[[ RECORDS SHOWN open ]]

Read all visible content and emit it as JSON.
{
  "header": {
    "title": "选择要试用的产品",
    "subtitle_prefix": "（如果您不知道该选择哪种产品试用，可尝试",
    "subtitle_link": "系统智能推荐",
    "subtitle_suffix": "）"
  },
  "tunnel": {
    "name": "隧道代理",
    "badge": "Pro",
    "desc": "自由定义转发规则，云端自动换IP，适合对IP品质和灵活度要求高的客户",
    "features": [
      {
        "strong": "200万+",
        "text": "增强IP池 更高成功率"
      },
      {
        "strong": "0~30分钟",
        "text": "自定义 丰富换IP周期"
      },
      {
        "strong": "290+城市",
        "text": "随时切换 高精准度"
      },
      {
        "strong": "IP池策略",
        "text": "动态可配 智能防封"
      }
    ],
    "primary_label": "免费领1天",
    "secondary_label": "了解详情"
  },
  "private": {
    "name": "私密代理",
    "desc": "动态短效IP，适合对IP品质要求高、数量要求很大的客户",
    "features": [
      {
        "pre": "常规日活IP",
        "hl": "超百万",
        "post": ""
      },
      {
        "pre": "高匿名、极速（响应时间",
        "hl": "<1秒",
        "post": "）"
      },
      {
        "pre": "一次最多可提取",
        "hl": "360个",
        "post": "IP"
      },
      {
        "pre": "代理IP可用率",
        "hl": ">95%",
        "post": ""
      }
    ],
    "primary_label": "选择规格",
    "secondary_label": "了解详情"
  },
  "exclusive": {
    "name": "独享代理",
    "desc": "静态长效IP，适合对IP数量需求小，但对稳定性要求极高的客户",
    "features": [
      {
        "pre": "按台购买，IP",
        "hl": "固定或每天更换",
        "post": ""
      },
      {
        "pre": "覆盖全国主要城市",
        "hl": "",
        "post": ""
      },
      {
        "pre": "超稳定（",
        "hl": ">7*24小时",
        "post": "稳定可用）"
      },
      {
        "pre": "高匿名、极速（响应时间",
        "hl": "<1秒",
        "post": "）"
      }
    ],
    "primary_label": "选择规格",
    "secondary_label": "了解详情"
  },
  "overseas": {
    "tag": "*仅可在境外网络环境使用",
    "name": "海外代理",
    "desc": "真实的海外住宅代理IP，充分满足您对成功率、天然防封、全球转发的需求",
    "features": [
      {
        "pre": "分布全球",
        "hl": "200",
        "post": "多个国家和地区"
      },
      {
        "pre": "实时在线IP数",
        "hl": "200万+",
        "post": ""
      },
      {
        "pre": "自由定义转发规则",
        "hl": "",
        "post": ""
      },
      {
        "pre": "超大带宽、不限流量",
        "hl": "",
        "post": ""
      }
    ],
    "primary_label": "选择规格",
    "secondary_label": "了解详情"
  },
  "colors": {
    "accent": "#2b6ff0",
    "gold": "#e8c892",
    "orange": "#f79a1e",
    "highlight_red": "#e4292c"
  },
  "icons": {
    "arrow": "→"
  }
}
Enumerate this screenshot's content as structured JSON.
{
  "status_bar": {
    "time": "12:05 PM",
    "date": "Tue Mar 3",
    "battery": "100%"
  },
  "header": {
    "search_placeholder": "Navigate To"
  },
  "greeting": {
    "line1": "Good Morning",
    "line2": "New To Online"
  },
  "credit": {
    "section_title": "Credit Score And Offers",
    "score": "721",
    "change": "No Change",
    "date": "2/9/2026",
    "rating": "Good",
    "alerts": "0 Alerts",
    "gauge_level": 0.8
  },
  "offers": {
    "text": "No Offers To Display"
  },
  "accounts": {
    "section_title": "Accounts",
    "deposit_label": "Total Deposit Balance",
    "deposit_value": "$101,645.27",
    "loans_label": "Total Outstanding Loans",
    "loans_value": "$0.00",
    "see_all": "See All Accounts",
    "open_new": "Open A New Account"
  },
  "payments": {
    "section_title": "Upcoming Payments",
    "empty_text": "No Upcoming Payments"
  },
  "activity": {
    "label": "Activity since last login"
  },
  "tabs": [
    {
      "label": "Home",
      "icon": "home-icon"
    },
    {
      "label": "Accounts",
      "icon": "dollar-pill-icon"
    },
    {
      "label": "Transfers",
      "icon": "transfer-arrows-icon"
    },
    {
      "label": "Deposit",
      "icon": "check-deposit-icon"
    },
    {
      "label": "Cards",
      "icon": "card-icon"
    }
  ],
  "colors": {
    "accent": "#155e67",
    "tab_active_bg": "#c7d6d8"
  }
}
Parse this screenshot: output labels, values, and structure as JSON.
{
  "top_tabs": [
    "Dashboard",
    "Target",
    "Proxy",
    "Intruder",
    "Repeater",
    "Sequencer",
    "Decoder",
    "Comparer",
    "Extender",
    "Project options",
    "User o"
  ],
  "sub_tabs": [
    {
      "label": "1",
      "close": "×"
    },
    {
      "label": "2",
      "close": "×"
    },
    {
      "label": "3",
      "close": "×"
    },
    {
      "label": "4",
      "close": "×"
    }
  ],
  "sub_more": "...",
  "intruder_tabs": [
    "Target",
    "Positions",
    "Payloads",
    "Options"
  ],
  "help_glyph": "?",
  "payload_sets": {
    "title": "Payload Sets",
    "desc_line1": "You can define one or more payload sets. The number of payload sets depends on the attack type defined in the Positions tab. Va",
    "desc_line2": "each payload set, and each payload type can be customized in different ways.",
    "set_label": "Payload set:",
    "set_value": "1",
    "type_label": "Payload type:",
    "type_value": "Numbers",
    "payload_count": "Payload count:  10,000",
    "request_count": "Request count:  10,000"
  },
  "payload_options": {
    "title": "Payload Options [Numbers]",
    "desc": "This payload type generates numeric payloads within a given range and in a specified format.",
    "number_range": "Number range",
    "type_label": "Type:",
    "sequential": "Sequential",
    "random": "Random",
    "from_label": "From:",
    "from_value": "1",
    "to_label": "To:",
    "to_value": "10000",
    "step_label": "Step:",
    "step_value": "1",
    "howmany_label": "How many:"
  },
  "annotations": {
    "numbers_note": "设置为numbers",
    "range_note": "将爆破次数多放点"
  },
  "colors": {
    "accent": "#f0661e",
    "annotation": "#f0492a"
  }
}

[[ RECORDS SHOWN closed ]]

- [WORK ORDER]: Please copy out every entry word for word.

- [ANSWER TO THIS EXERCISE]:
Read all visible content and emit it as JSON.
{
  "header": {
    "title": "选择要试用的产品",
    "subtitle_prefix": "（如果您不知道该选择哪种产品试用，可尝试",
    "subtitle_link": "系统智能推荐",
    "subtitle_suffix": "）"
  },
  "tunnel": {
    "name": "隧道代理",
    "badge": "Pro",
    "desc": "自由定义转发规则，云端自动换IP，适合对IP品质和灵活度要求高的客户",
    "features": [
      {
        "strong": "200万+",
        "text": "增强IP池 更高成功率"
      },
      {
        "strong": "0~30分钟",
        "text": "自定义 丰富换IP周期"
      },
      {
        "strong": "290+城市",
        "text": "随时切换 高精准度"
      },
      {
        "strong": "IP池策略",
        "text": "动态可配 智能防封"
      }
    ],
    "primary_label": "免费领1天",
    "secondary_label": "了解详情"
  },
  "private": {
    "name": "私密代理",
    "desc": "动态短效IP，适合对IP品质要求高、数量要求很大的客户",
    "features": [
      {
        "pre": "常规日活IP",
        "hl": "超百万",
        "post": ""
      },
      {
        "pre": "高匿名、极速（响应时间",
        "hl": "<1秒",
        "post": "）"
      },
      {
        "pre": "一次最多可提取",
        "hl": "360个",
        "post": "IP"
      },
      {
        "pre": "代理IP可用率",
        "hl": ">95%",
        "post": ""
      }
    ],
    "primary_label": "选择规格",
    "secondary_label": "了解详情"
  },
  "exclusive": {
    "name": "独享代理",
    "desc": "静态长效IP，适合对IP数量需求小，但对稳定性要求极高的客户",
    "features": [
      {
        "pre": "按台购买，IP",
        "hl": "固定或每天更换",
        "post": ""
      },
      {
        "pre": "覆盖全国主要城市",
        "hl": "",
        "post": ""
      },
      {
        "pre": "超稳定（",
        "hl": ">7*24小时",
        "post": "稳定可用）"
      },
      {
        "pre": "高匿名、极速（响应时间",
        "hl": "<1秒",
        "post": "）"
      }
    ],
    "primary_label": "选择规格",
    "secondary_label": "了解详情"
  },
  "overseas": {
    "tag": "*仅可在境外网络环境使用",
    "name": "海外代理",
    "desc": "真实的海外住宅代理IP，充分满足您对成功率、天然防封、全球转发的需求",
    "features": [
      {
        "pre": "分布全球",
        "hl": "200",
        "post": "多个国家和地区"
      },
      {
        "pre": "实时在线IP数",
        "hl": "200万+",
        "post": ""
      },
      {
        "pre": "自由定义转发规则",
        "hl": "",
        "post": ""
      },
      {
        "pre": "超大带宽、不限流量",
        "hl": "",
        "post": ""
      }
    ],
    "primary_label": "选择规格",
    "secondary_label": "了解详情"
  },
  "colors": {
    "accent": "#2b6ff0",
    "gold": "#e8c892",
    "orange": "#f79a1e",
    "highlight_red": "#e4292c"
  },
  "icons": {
    "arrow": "→"
  }
}
Enumerate this screenshot's content as structured JSON.
{
  "status_bar": {
    "time": "12:05 PM",
    "date": "Tue Mar 3",
    "battery": "100%"
  },
  "header": {
    "search_placeholder": "Navigate To"
  },
  "greeting": {
    "line1": "Good Morning",
    "line2": "New To Online"
  },
  "credit": {
    "section_title": "Credit Score And Offers",
    "score": "721",
    "change": "No Change",
    "date": "2/9/2026",
    "rating": "Good",
    "alerts": "0 Alerts",
    "gauge_level": 0.8
  },
  "offers": {
    "text": "No Offers To Display"
  },
  "accounts": {
    "section_title": "Accounts",
    "deposit_label": "Total Deposit Balance",
    "deposit_value": "$101,645.27",
    "loans_label": "Total Outstanding Loans",
    "loans_value": "$0.00",
    "see_all": "See All Accounts",
    "open_new": "Open A New Account"
  },
  "payments": {
    "section_title": "Upcoming Payments",
    "empty_text": "No Upcoming Payments"
  },
  "activity": {
    "label": "Activity since last login"
  },
  "tabs": [
    {
      "label": "Home",
      "icon": "home-icon"
    },
    {
      "label": "Accounts",
      "icon": "dollar-pill-icon"
    },
    {
      "label": "Transfers",
      "icon": "transfer-arrows-icon"
    },
    {
      "label": "Deposit",
      "icon": "check-deposit-icon"
    },
    {
      "label": "Cards",
      "icon": "card-icon"
    }
  ],
  "colors": {
    "accent": "#155e67",
    "tab_active_bg": "#c7d6d8"
  }
}
Parse this screenshot: output labels, values, and structure as JSON.
{
  "top_tabs": [
    "Dashboard",
    "Target",
    "Proxy",
    "Intruder",
    "Repeater",
    "Sequencer",
    "Decoder",
    "Comparer",
    "Extender",
    "Project options",
    "User o"
  ],
  "sub_tabs": [
    {
      "label": "1",
      "close": "×"
    },
    {
      "label": "2",
      "close": "×"
    },
    {
      "label": "3",
      "close": "×"
    },
    {
      "label": "4",
      "close": "×"
    }
  ],
  "sub_more": "...",
  "intruder_tabs": [
    "Target",
    "Positions",
    "Payloads",
    "Options"
  ],
  "help_glyph": "?",
  "payload_sets": {
    "title": "Payload Sets",
    "desc_line1": "You can define one or more payload sets. The number of payload sets depends on the attack type defined in the Positions tab. Va",
    "desc_line2": "each payload set, and each payload type can be customized in different ways.",
    "set_label": "Payload set:",
    "set_value": "1",
    "type_label": "Payload type:",
    "type_value": "Numbers",
    "payload_count": "Payload count:  10,000",
    "request_count": "Request count:  10,000"
  },
  "payload_options": {
    "title": "Payload Options [Numbers]",
    "desc": "This payload type generates numeric payloads within a given range and in a specified format.",
    "number_range": "Number range",
    "type_label": "Type:",
    "sequential": "Sequential",
    "random": "Random",
    "from_label": "From:",
    "from_value": "1",
    "to_label": "To:",
    "to_value": "10000",
    "step_label": "Step:",
    "step_value": "1",
    "howmany_label": "How many:"
  },
  "annotations": {
    "numbers_note": "设置为numbers",
    "range_note": "将爆破次数多放点"
  },
  "colors": {
    "accent": "#f0661e",
    "annotation": "#f0492a"
  }
}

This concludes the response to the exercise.